What Is Aji Caballero Pepper?
The Aji Caballero, also known as “gentleman pepper”, is a hot chili pepper from Puerto Rico. The Spanish words “Aji” means chili and “Caballero” means gentleman in English. It’s a very rare chili unknown to most of us and is mostly cultivated by small farmers in a few pockets of South America. This chili pepper belongs to the Capsicum frutescens species. Primarily, this hot chili forms the basis of a few Puerto Rican condiments, such as the Pique sauce.
Strangely, the Caballero chili stands vertically upright on the mother plant, unlike the other peppers that usually hang down from the branches. This capsicum plant grows approximately three to four feet in height and with several branches and twigs spread out 3 feet wide.
In about 90 days the Caballero chili plant begins to produce chilies in large numbers and the fruits are about 5 cm long with 2 cm in diameter. As the fruit grows it may turn a range of colors from green to gold and orange until finally maturing to a deep red. Indeed, it’s really attractive to see the plant with a mix of green, golden, orange, and red fruits. Often, many home gardeners nurture it as an ornamental potted plant or garden accent.
Aji Caballero Scoville And Flavor
On the Scoville Scale, Aji Caballero clocks in at 30,000 Scoville Heat Units, making it one of the hottest chilies among the different varieties of Aji peppers. In comparison with the common Jalapeno pepper, which ranks average 5,000 SHU, has 5 to 10 times lower heat than Caballero. Its heat level is on par with other popular chilies such as Chile de Arbol, lemon drop pepper, and Manzano pepper.
Aji Caballero is a spicy chili with a mildly sweet and citrusy flavor. Flavor-wise, it isn’t as tasty as Aji Amarillo or Aji Dulce. However, its spicy flavor is excellent for making hot sauces and soups but not so great for regular dishes.
Use Of Aji Caballero In Cooking
Being a spicy aji pepper, it’s mostly used to make a spicy condiment in Puerto Rico called Pique. By the way, Pique is a Puerto Rican hot sauce commonly found at restaurants and roadside stands. Many Puerto Rican restaurants have a bottle of pique right on every table. Besides Caballero chilies, pique can be made with any spicy chilies.
Caballero chilies are traditionally not used in Puerto Rican cuisine and their use is mostly limited to making hot sauce, pickle, chili powder, or hot chili flakes. This pepper can also be used for flavoring salsa and soups for this chile can add a zesty kick to them.

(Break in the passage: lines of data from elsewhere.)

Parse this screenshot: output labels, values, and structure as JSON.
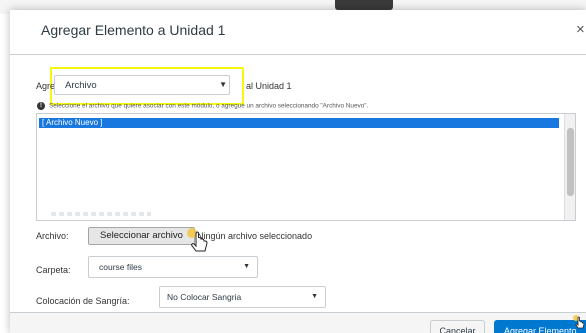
{
  "dialog": {
    "title": "Agregar Elemento a Unidad 1",
    "close_label": "×"
  },
  "add_row": {
    "label": "Agregar",
    "type_selected": "Archivo",
    "unit_label": "al Unidad 1"
  },
  "info_text": "Seleccione el archivo que quiere asociar con este módulo, o agregue un archivo seleccionando \"Archivo Nuevo\".",
  "file_list": {
    "selected_option": "[ Archivo Nuevo ]"
  },
  "file_row": {
    "label": "Archivo:",
    "choose_button": "Seleccionar archivo",
    "no_file_text": "Ningún archivo seleccionado"
  },
  "folder_row": {
    "label": "Carpeta:",
    "selected": "course files"
  },
  "indent_row": {
    "label": "Colocación de Sangría:",
    "selected": "No Colocar Sangria"
  },
  "footer": {
    "cancel_label": "Cancelar",
    "submit_label": "Agregar Elemento"
  },
  "icons": {
    "close": "close-icon",
    "info": "info-icon",
    "caret": "caret-down-icon",
    "pointer": "hand-pointer-icon"
  },
  "colors": {
    "accent": "#0078d0",
    "selection": "#1878e0",
    "highlight": "#f7f70f"
  }
}
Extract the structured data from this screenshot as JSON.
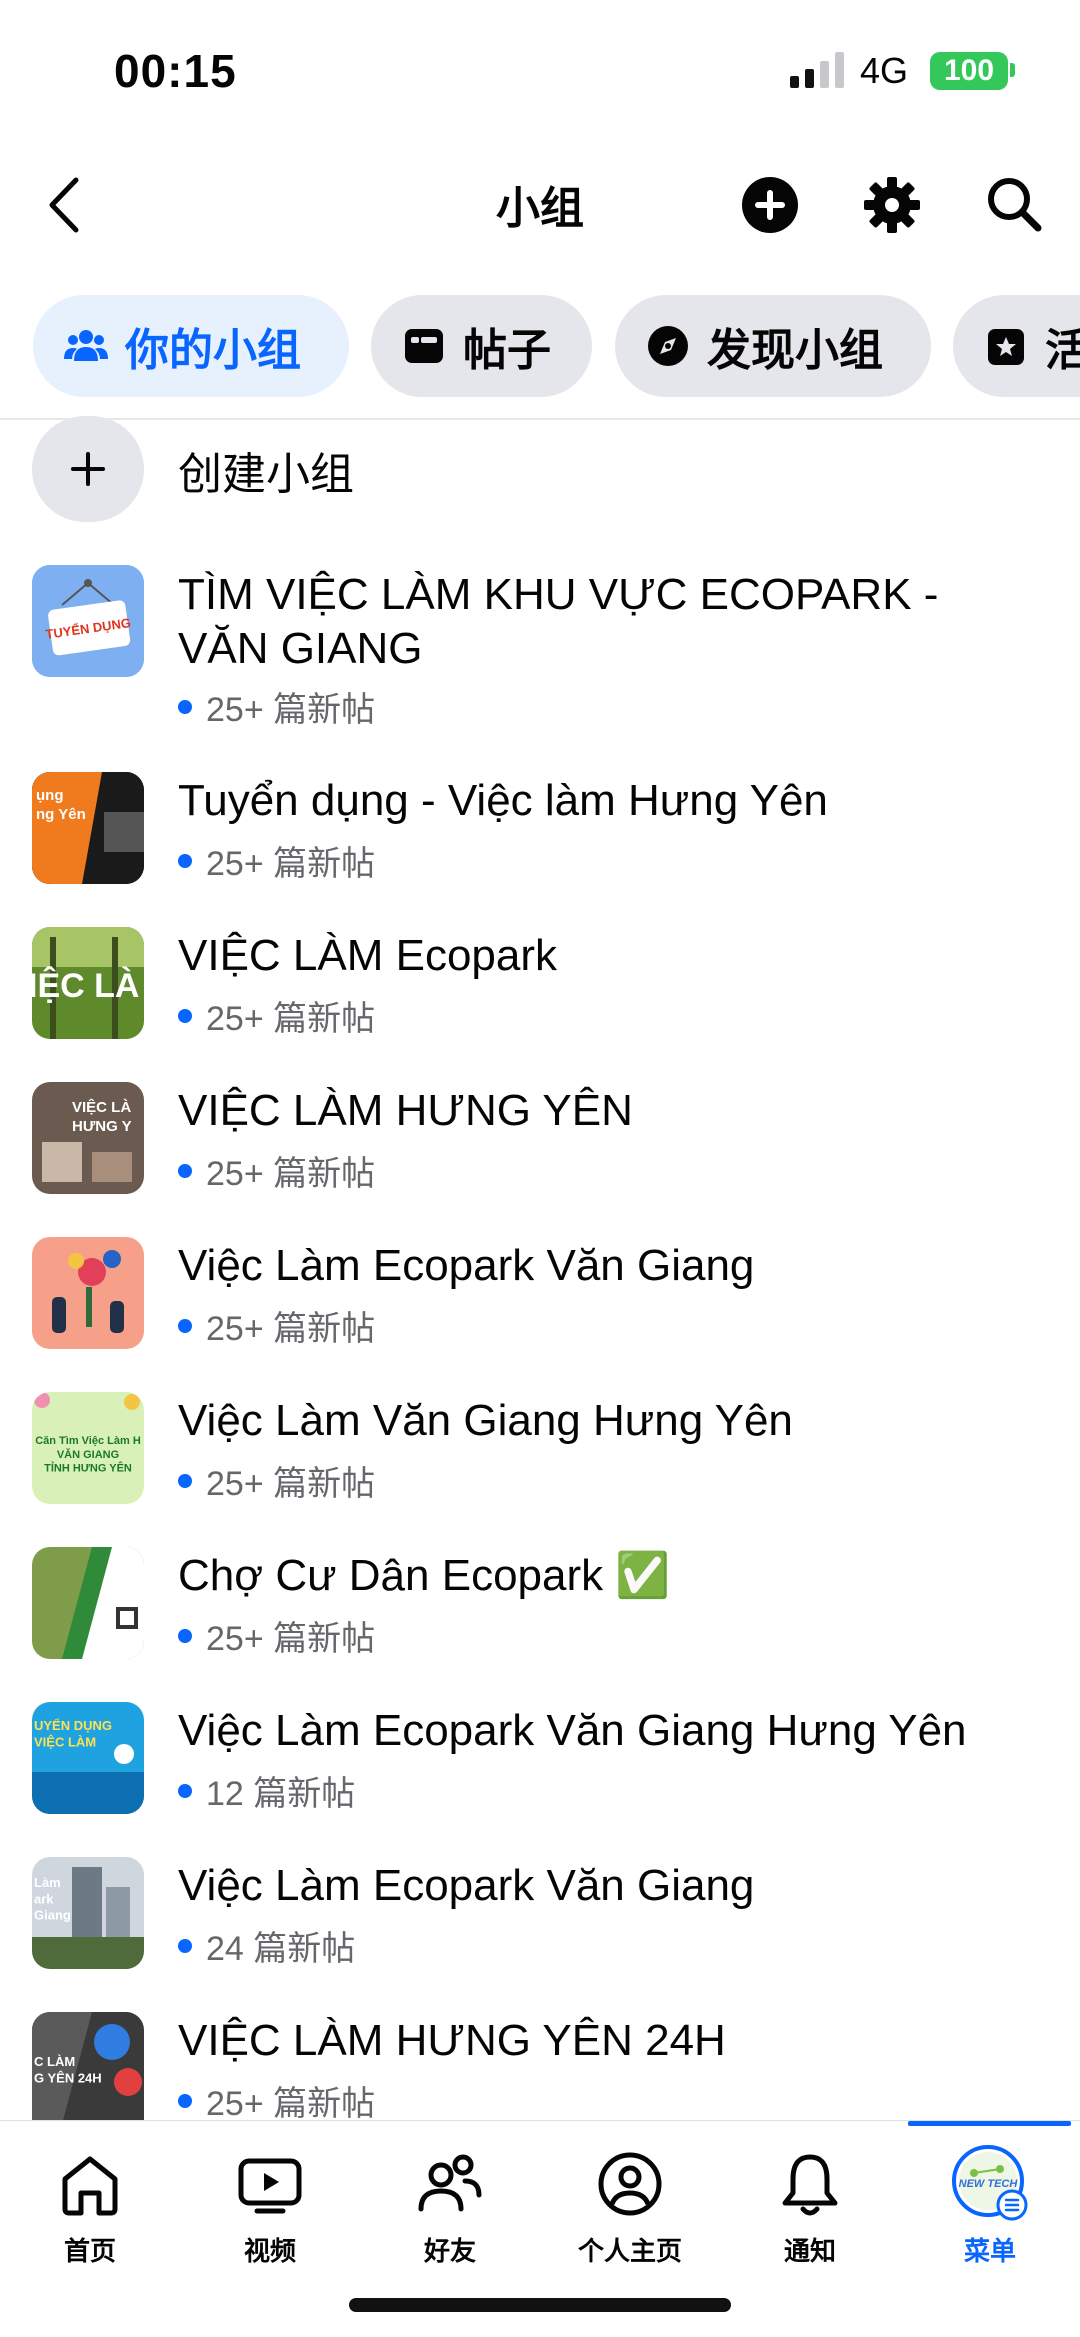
{
  "status_bar": {
    "time": "00:15",
    "network": "4G",
    "battery": "100"
  },
  "header": {
    "title": "小组"
  },
  "tabs": [
    {
      "label": "你的小组"
    },
    {
      "label": "帖子"
    },
    {
      "label": "发现小组"
    },
    {
      "label": "活"
    }
  ],
  "create_group": {
    "label": "创建小组"
  },
  "groups": [
    {
      "name": "TÌM VIỆC LÀM KHU VỰC ECOPARK - VĂN GIANG",
      "posts": "25+ 篇新帖"
    },
    {
      "name": "Tuyển dụng - Việc làm Hưng Yên",
      "posts": "25+ 篇新帖"
    },
    {
      "name": "VIỆC LÀM Ecopark",
      "posts": "25+ 篇新帖"
    },
    {
      "name": "VIỆC LÀM HƯNG YÊN",
      "posts": "25+ 篇新帖"
    },
    {
      "name": "Việc Làm Ecopark Văn Giang",
      "posts": "25+ 篇新帖"
    },
    {
      "name": "Việc Làm Văn Giang Hưng Yên",
      "posts": "25+ 篇新帖"
    },
    {
      "name": "Chợ Cư Dân Ecopark ✅",
      "posts": "25+ 篇新帖"
    },
    {
      "name": "Việc Làm Ecopark Văn Giang Hưng Yên",
      "posts": "12 篇新帖"
    },
    {
      "name": "Việc Làm Ecopark Văn Giang",
      "posts": "24 篇新帖"
    },
    {
      "name": "VIỆC LÀM HƯNG YÊN 24H",
      "posts": "25+ 篇新帖"
    }
  ],
  "thumb_text": {
    "t1": "TUYỂN DỤNG",
    "t2": "ụng\nng Yên",
    "t3": "IỆC LÀ",
    "t4": "VIỆC LÀ\nHƯNG Y",
    "t6": "Căn Tìm Việc Làm H\nVĂN GIANG\nTỈNH HƯNG YÊN",
    "t8": "UYỂN DỤNG\nVIỆC LÀM",
    "t9": "Làm\nark\nGiang",
    "t10": "C LÀM\nG YÊN 24H",
    "avatar": "NEW TECH"
  },
  "nav": [
    {
      "label": "首页"
    },
    {
      "label": "视频"
    },
    {
      "label": "好友"
    },
    {
      "label": "个人主页"
    },
    {
      "label": "通知"
    },
    {
      "label": "菜单"
    }
  ],
  "colors": {
    "accent": "#0866ff",
    "battery": "#34c759",
    "muted": "#65676b",
    "chip": "#e4e6eb"
  }
}
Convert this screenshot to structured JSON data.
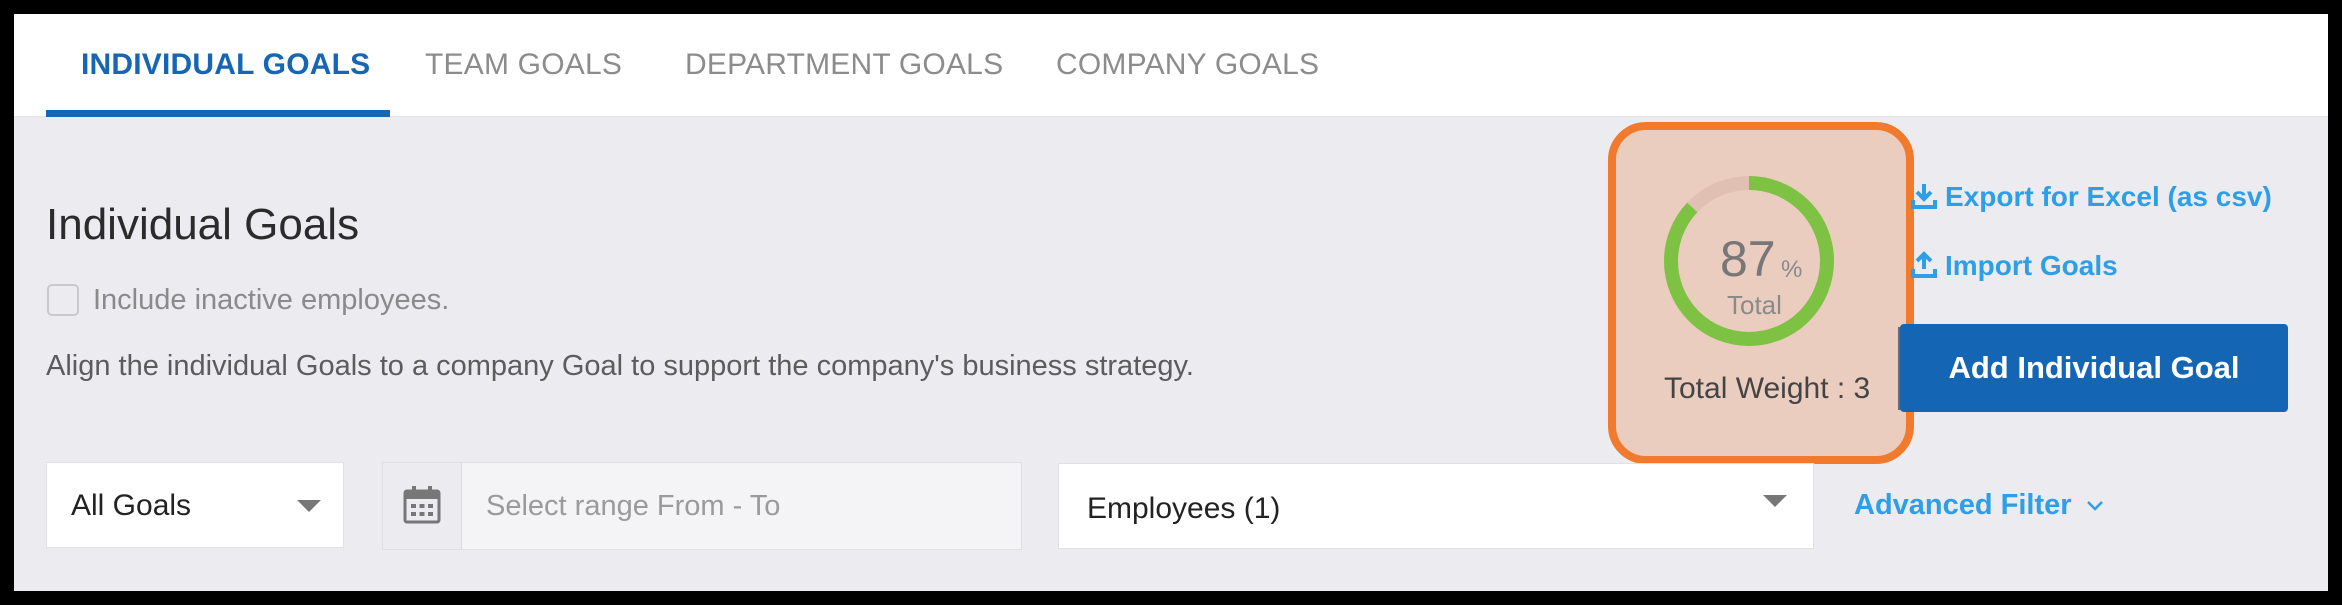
{
  "tabs": [
    {
      "label": "INDIVIDUAL GOALS",
      "active": true
    },
    {
      "label": "TEAM GOALS",
      "active": false
    },
    {
      "label": "DEPARTMENT GOALS",
      "active": false
    },
    {
      "label": "COMPANY GOALS",
      "active": false
    }
  ],
  "header": {
    "title": "Individual Goals",
    "checkbox_label": "Include inactive employees.",
    "checkbox_checked": false,
    "description": "Align the individual Goals to a company Goal to support the company's business strategy."
  },
  "progress_widget": {
    "value": "87",
    "unit": "%",
    "sublabel": "Total",
    "fraction": 0.87,
    "total_weight_label": "Total Weight : 3"
  },
  "actions": {
    "export_label": "Export for Excel (as csv)",
    "import_label": "Import Goals",
    "add_button_label": "Add Individual Goal"
  },
  "filters": {
    "goals_select_value": "All Goals",
    "date_range_placeholder": "Select range From - To",
    "employees_select_value": "Employees (1)",
    "advanced_filter_label": "Advanced Filter"
  },
  "icons": [
    "download-icon",
    "upload-icon",
    "calendar-icon",
    "chevron-down-icon",
    "caret-down-icon"
  ],
  "colors": {
    "primary": "#1666b5",
    "link": "#2e9fe6",
    "progress": "#7dc242",
    "highlight_border": "#f27a2d",
    "highlight_fill": "#ebcdc0"
  }
}
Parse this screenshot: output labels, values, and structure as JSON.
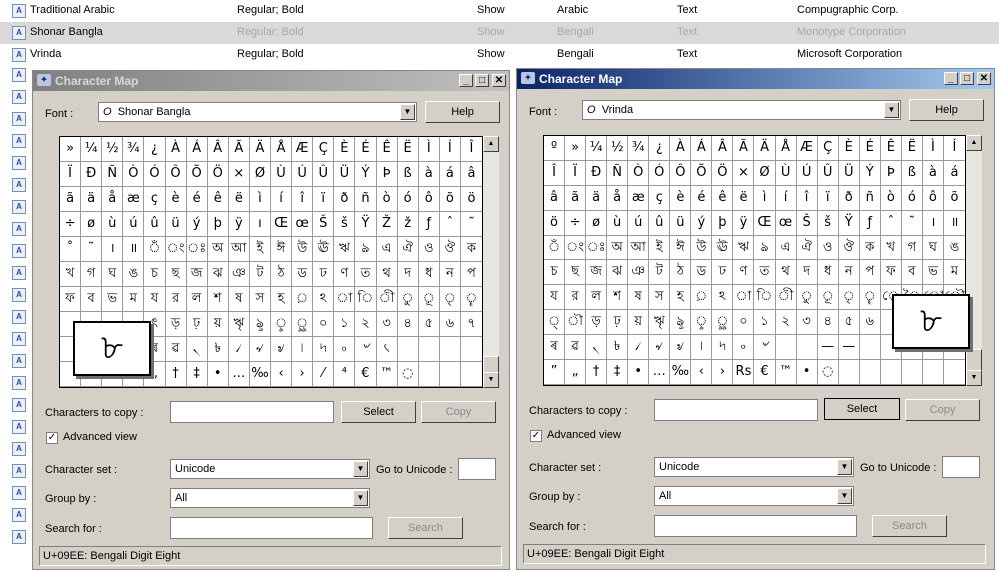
{
  "font_list": {
    "rows": [
      {
        "name": "Traditional Arabic",
        "styles": "Regular; Bold",
        "show": "Show",
        "script": "Arabic",
        "type": "Text",
        "vendor": "Compugraphic Corp."
      },
      {
        "name": "Shonar Bangla",
        "styles": "Regular; Bold",
        "show": "Show",
        "script": "Bengali",
        "type": "Text",
        "vendor": "Monotype Corporation"
      },
      {
        "name": "Vrinda",
        "styles": "Regular; Bold",
        "show": "Show",
        "script": "Bengali",
        "type": "Text",
        "vendor": "Microsoft Corporation"
      }
    ],
    "icon_glyph": "A"
  },
  "left_window": {
    "title": "Character Map",
    "font_label": "Font :",
    "font_value": "Shonar Bangla",
    "font_glyph": "O",
    "help": "Help",
    "chars_label": "Characters to copy :",
    "select": "Select",
    "copy": "Copy",
    "advanced": "Advanced view",
    "charset_label": "Character set :",
    "charset_value": "Unicode",
    "goto_label": "Go to Unicode :",
    "group_label": "Group by :",
    "group_value": "All",
    "search_label": "Search for :",
    "search_btn": "Search",
    "status": "U+09EE: Bengali Digit Eight",
    "zoom_char": "৮",
    "grid": [
      "»",
      "¼",
      "½",
      "¾",
      "¿",
      "À",
      "Á",
      "Â",
      "Ã",
      "Ä",
      "Å",
      "Æ",
      "Ç",
      "È",
      "É",
      "Ê",
      "Ë",
      "Ì",
      "Í",
      "Î",
      "Ï",
      "Ð",
      "Ñ",
      "Ò",
      "Ó",
      "Ô",
      "Õ",
      "Ö",
      "×",
      "Ø",
      "Ù",
      "Ú",
      "Û",
      "Ü",
      "Ý",
      "Þ",
      "ß",
      "à",
      "á",
      "â",
      "ã",
      "ä",
      "å",
      "æ",
      "ç",
      "è",
      "é",
      "ê",
      "ë",
      "ì",
      "í",
      "î",
      "ï",
      "ð",
      "ñ",
      "ò",
      "ó",
      "ô",
      "õ",
      "ö",
      "÷",
      "ø",
      "ù",
      "ú",
      "û",
      "ü",
      "ý",
      "þ",
      "ÿ",
      "ı",
      "Œ",
      "œ",
      "Š",
      "š",
      "Ÿ",
      "Ž",
      "ž",
      "ƒ",
      "ˆ",
      "˜",
      "˚",
      "˜",
      "।",
      "॥",
      "ঁ",
      "ং",
      "ঃ",
      "অ",
      "আ",
      "ই",
      "ঈ",
      "উ",
      "ঊ",
      "ঋ",
      "ঌ",
      "এ",
      "ঐ",
      "ও",
      "ঔ",
      "ক",
      "খ",
      "গ",
      "ঘ",
      "ঙ",
      "চ",
      "ছ",
      "জ",
      "ঝ",
      "ঞ",
      "ট",
      "ঠ",
      "ড",
      "ঢ",
      "ণ",
      "ত",
      "থ",
      "দ",
      "ধ",
      "ন",
      "প",
      "ফ",
      "ব",
      "ভ",
      "ম",
      "য",
      "র",
      "ল",
      "শ",
      "ষ",
      "স",
      "হ",
      "়",
      "ঽ",
      "া",
      "ি",
      "ী",
      "ু",
      "ূ",
      "ৃ",
      "ৄ",
      "",
      "",
      "",
      "",
      "ৎ",
      "ড়",
      "ঢ়",
      "য়",
      "ৠ",
      "ৡ",
      "ৢ",
      "ৣ",
      "০",
      "১",
      "২",
      "৩",
      "৪",
      "৫",
      "৬",
      "৭",
      "",
      "",
      "",
      "",
      "ৰ",
      "ৱ",
      "৲",
      "৳",
      "৴",
      "৵",
      "৶",
      "৷",
      "৸",
      "৹",
      "৺",
      "৻",
      "",
      "",
      "",
      "",
      "",
      "",
      "",
      "”",
      "„",
      "†",
      "‡",
      "•",
      "…",
      "‰",
      "‹",
      "›",
      "⁄",
      "⁴",
      "€",
      "™",
      "◌",
      "",
      "",
      ""
    ]
  },
  "right_window": {
    "title": "Character Map",
    "font_label": "Font :",
    "font_value": "Vrinda",
    "font_glyph": "O",
    "help": "Help",
    "chars_label": "Characters to copy :",
    "select": "Select",
    "copy": "Copy",
    "advanced": "Advanced view",
    "charset_label": "Character set :",
    "charset_value": "Unicode",
    "goto_label": "Go to Unicode :",
    "group_label": "Group by :",
    "group_value": "All",
    "search_label": "Search for :",
    "search_btn": "Search",
    "status": "U+09EE: Bengali Digit Eight",
    "zoom_char": "৮",
    "grid": [
      "º",
      "»",
      "¼",
      "½",
      "¾",
      "¿",
      "À",
      "Á",
      "Â",
      "Ã",
      "Ä",
      "Å",
      "Æ",
      "Ç",
      "È",
      "É",
      "Ê",
      "Ë",
      "Ì",
      "Í",
      "Î",
      "Ï",
      "Ð",
      "Ñ",
      "Ò",
      "Ó",
      "Ô",
      "Õ",
      "Ö",
      "×",
      "Ø",
      "Ù",
      "Ú",
      "Û",
      "Ü",
      "Ý",
      "Þ",
      "ß",
      "à",
      "á",
      "â",
      "ã",
      "ä",
      "å",
      "æ",
      "ç",
      "è",
      "é",
      "ê",
      "ë",
      "ì",
      "í",
      "î",
      "ï",
      "ð",
      "ñ",
      "ò",
      "ó",
      "ô",
      "õ",
      "ö",
      "÷",
      "ø",
      "ù",
      "ú",
      "û",
      "ü",
      "ý",
      "þ",
      "ÿ",
      "Œ",
      "œ",
      "Š",
      "š",
      "Ÿ",
      "ƒ",
      "ˆ",
      "˜",
      "।",
      "॥",
      "ঁ",
      "ং",
      "ঃ",
      "অ",
      "আ",
      "ই",
      "ঈ",
      "উ",
      "ঊ",
      "ঋ",
      "ঌ",
      "এ",
      "ঐ",
      "ও",
      "ঔ",
      "ক",
      "খ",
      "গ",
      "ঘ",
      "ঙ",
      "চ",
      "ছ",
      "জ",
      "ঝ",
      "ঞ",
      "ট",
      "ঠ",
      "ড",
      "ঢ",
      "ণ",
      "ত",
      "থ",
      "দ",
      "ধ",
      "ন",
      "প",
      "ফ",
      "ব",
      "ভ",
      "ম",
      "য",
      "র",
      "ল",
      "শ",
      "ষ",
      "স",
      "হ",
      "়",
      "ঽ",
      "া",
      "ি",
      "ী",
      "ু",
      "ূ",
      "ৃ",
      "ৄ",
      "ে",
      "ৈ",
      "ো",
      "ৌ",
      "্",
      "ৗ",
      "ড়",
      "ঢ়",
      "য়",
      "ৠ",
      "ৡ",
      "ৢ",
      "ৣ",
      "০",
      "১",
      "২",
      "৩",
      "৪",
      "৫",
      "৬",
      "",
      "",
      "",
      "",
      "ৰ",
      "ৱ",
      "৲",
      "৳",
      "৴",
      "৵",
      "৶",
      "৷",
      "৸",
      "৹",
      "৺",
      "",
      "",
      "—",
      "—",
      "",
      "",
      "",
      "",
      "",
      "”",
      "„",
      "†",
      "‡",
      "•",
      "…",
      "‰",
      "‹",
      "›",
      "Rs",
      "€",
      "™",
      "•",
      "◌",
      "",
      "",
      "",
      "",
      "",
      ""
    ]
  }
}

Other Varieties Of Aji Peppers
There are many different strains of Peruvian and South American aji peppers and here are the links to some of the most popular aji peppers: